• _What to produce_: All entries need to be written out again exactly, without their pictures.

[Element data from apps and pages]
------

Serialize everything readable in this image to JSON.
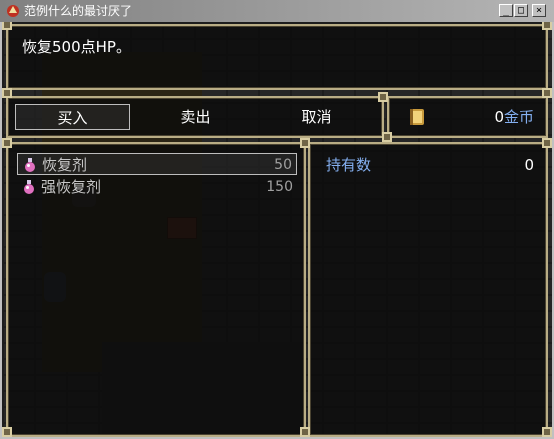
{
  "window": {
    "title": "范例什么的最讨厌了",
    "min_label": "_",
    "max_label": "□",
    "close_label": "×"
  },
  "help": {
    "text": "恢复500点HP。"
  },
  "commands": [
    {
      "label": "买入",
      "selected": true
    },
    {
      "label": "卖出",
      "selected": false
    },
    {
      "label": "取消",
      "selected": false
    }
  ],
  "gold": {
    "amount": "0",
    "unit": "金币",
    "icon": "gold-book-icon"
  },
  "items": [
    {
      "name": "恢复剂",
      "price": "50",
      "icon": "potion-icon",
      "selected": true
    },
    {
      "name": "强恢复剂",
      "price": "150",
      "icon": "potion-icon",
      "selected": false
    }
  ],
  "status": {
    "possession_label": "持有数",
    "possession_value": "0"
  },
  "colors": {
    "system_blue": "#84aff0",
    "frame": "#b9ad85"
  }
}
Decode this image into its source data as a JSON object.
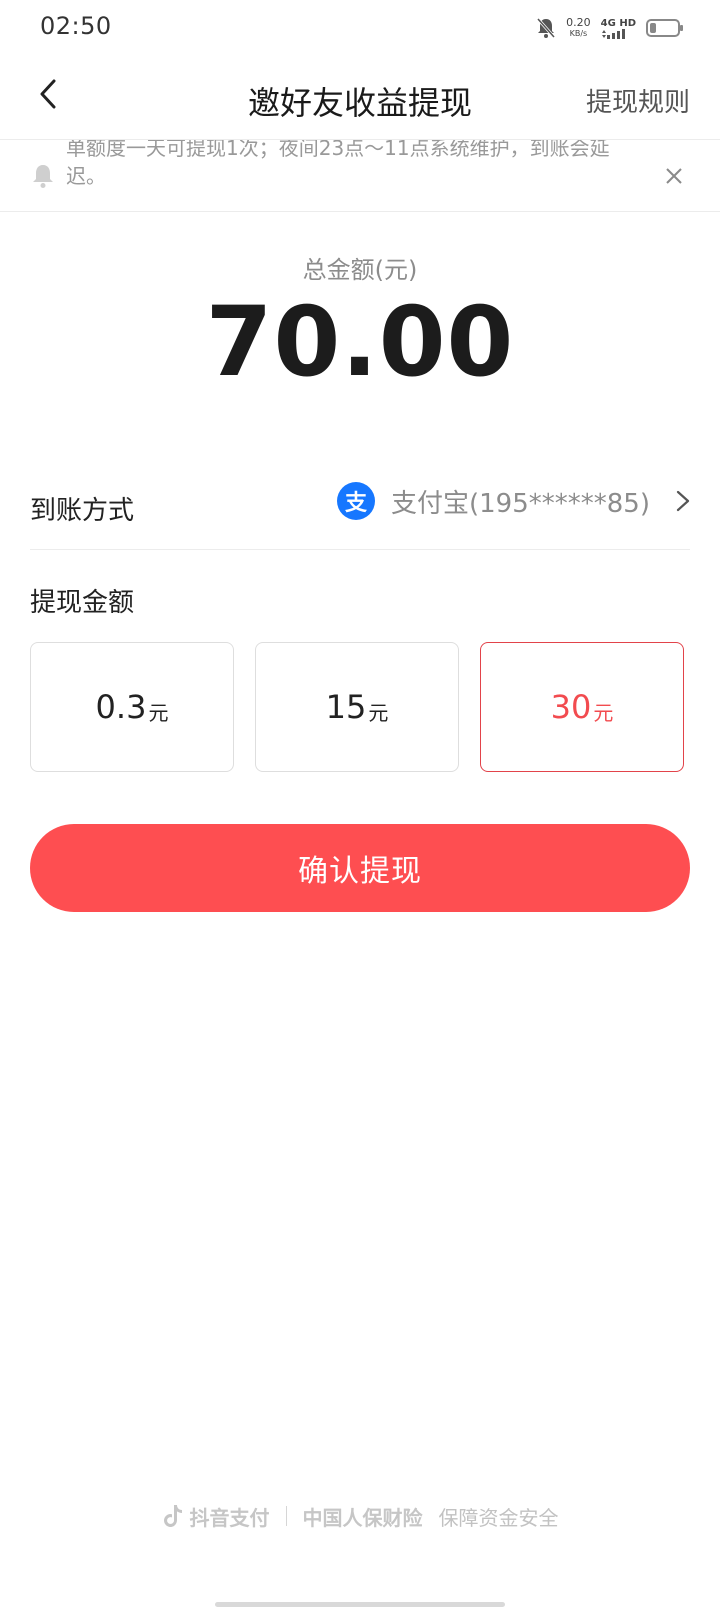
{
  "status_bar": {
    "time": "02:50",
    "speed_value": "0.20",
    "speed_unit": "KB/s",
    "network": "4G HD"
  },
  "header": {
    "title": "邀好友收益提现",
    "rules_label": "提现规则"
  },
  "notice": {
    "text": "单额度一天可提现1次；夜间23点～11点系统维护，到账会延迟。"
  },
  "total": {
    "label": "总金额(元)",
    "value": "70.00"
  },
  "method": {
    "label": "到账方式",
    "icon_text": "支",
    "value": "支付宝(195******85)"
  },
  "amount": {
    "label": "提现金额",
    "options": [
      {
        "num": "0.3",
        "unit": "元"
      },
      {
        "num": "15",
        "unit": "元"
      },
      {
        "num": "30",
        "unit": "元"
      }
    ]
  },
  "confirm_label": "确认提现",
  "footer": {
    "brand": "抖音支付",
    "insurer": "中国人保财险",
    "guarantee": "保障资金安全"
  },
  "colors": {
    "accent": "#fe4e51",
    "selected_text": "#f24b4f",
    "alipay": "#1677ff"
  }
}
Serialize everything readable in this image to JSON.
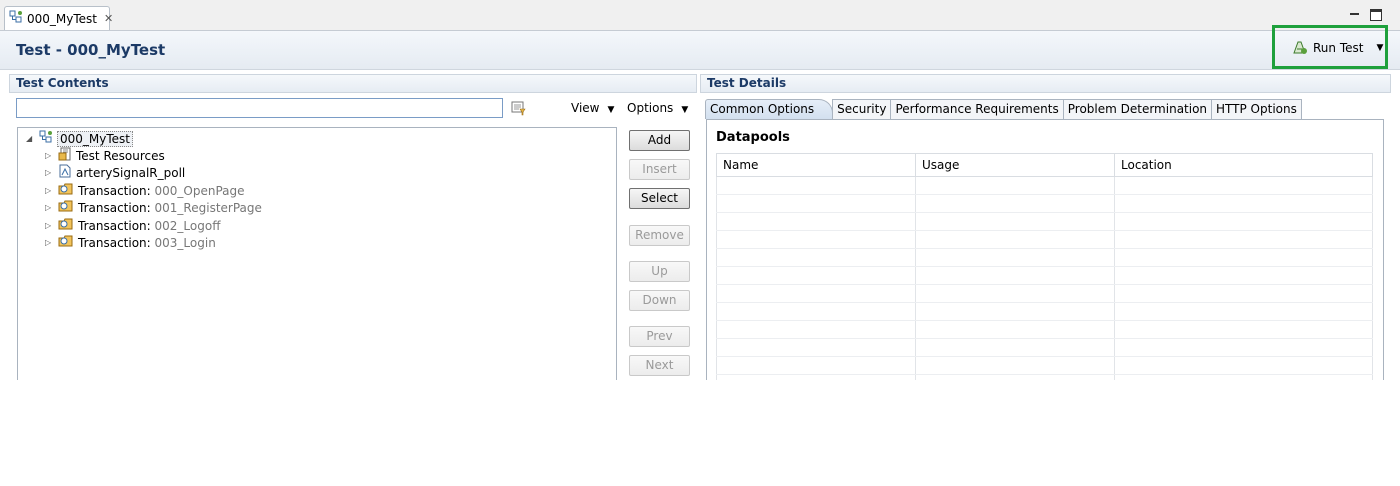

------

• _Response to the exercise_:
Serialize everything readable in this image to JSON.
{
  "window": {
    "title": "范例什么的最讨厌了",
    "min_label": "_",
    "max_label": "□",
    "close_label": "×"
  },
  "help": {
    "text": "恢复500点HP。"
  },
  "commands": [
    {
      "label": "买入",
      "selected": true
    },
    {
      "label": "卖出",
      "selected": false
    },
    {
      "label": "取消",
      "selected": false
    }
  ],
  "gold": {
    "amount": "0",
    "unit": "金币",
    "icon": "gold-book-icon"
  },
  "items": [
    {
      "name": "恢复剂",
      "price": "50",
      "icon": "potion-icon",
      "selected": true
    },
    {
      "name": "强恢复剂",
      "price": "150",
      "icon": "potion-icon",
      "selected": false
    }
  ],
  "status": {
    "possession_label": "持有数",
    "possession_value": "0"
  },
  "colors": {
    "system_blue": "#84aff0",
    "frame": "#b9ad85"
  }
}
Decode this image into its source data as a JSON object.
{
  "status_bar": {
    "time": "02:50",
    "speed_value": "0.20",
    "speed_unit": "KB/s",
    "network": "4G HD"
  },
  "header": {
    "title": "邀好友收益提现",
    "rules_label": "提现规则"
  },
  "notice": {
    "text": "单额度一天可提现1次；夜间23点～11点系统维护，到账会延迟。"
  },
  "total": {
    "label": "总金额(元)",
    "value": "70.00"
  },
  "method": {
    "label": "到账方式",
    "icon_text": "支",
    "value": "支付宝(195******85)"
  },
  "amount": {
    "label": "提现金额",
    "options": [
      {
        "num": "0.3",
        "unit": "元"
      },
      {
        "num": "15",
        "unit": "元"
      },
      {
        "num": "30",
        "unit": "元"
      }
    ]
  },
  "confirm_label": "确认提现",
  "footer": {
    "brand": "抖音支付",
    "insurer": "中国人保财险",
    "guarantee": "保障资金安全"
  },
  "colors": {
    "accent": "#fe4e51",
    "selected_text": "#f24b4f",
    "alipay": "#1677ff"
  }
}
Serialize everything readable in this image to JSON.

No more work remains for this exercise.